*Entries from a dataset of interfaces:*

==========

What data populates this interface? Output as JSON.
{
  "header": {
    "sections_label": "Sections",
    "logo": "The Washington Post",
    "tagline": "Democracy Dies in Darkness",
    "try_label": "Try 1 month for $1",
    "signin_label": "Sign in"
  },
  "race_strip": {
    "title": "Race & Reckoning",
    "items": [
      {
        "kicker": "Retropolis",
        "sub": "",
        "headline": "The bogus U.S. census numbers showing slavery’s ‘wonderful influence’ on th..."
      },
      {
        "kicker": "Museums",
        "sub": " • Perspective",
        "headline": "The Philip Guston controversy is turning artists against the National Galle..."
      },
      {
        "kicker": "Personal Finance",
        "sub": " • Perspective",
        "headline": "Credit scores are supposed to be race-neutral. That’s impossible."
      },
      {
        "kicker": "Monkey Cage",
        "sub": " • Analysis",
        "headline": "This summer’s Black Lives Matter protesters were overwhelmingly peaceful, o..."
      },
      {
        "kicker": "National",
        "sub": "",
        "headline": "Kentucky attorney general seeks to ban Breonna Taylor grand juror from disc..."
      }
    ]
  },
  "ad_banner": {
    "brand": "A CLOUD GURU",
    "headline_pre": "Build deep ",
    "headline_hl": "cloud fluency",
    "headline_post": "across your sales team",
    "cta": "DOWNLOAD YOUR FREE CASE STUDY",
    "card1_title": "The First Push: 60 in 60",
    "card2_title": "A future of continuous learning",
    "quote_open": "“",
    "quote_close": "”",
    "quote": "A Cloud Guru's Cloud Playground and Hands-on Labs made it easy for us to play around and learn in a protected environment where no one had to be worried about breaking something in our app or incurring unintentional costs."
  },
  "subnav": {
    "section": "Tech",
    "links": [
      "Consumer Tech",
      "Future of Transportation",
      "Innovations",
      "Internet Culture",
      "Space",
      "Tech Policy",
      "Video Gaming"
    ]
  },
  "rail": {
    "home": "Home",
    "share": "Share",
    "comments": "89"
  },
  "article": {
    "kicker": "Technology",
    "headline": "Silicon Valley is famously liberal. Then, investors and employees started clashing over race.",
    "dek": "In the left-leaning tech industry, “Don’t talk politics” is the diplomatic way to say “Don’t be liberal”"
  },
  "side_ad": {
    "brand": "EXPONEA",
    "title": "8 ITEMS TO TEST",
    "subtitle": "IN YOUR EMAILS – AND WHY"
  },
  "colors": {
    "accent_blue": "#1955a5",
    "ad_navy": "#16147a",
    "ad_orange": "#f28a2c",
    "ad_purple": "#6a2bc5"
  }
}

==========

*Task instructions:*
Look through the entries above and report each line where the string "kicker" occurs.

*Finished task:*
        "kicker": "Retropolis",
        "kicker": "Museums",
        "kicker": "Personal Finance",
        "kicker": "Monkey Cage",
        "kicker": "National",
    "kicker": "Technology",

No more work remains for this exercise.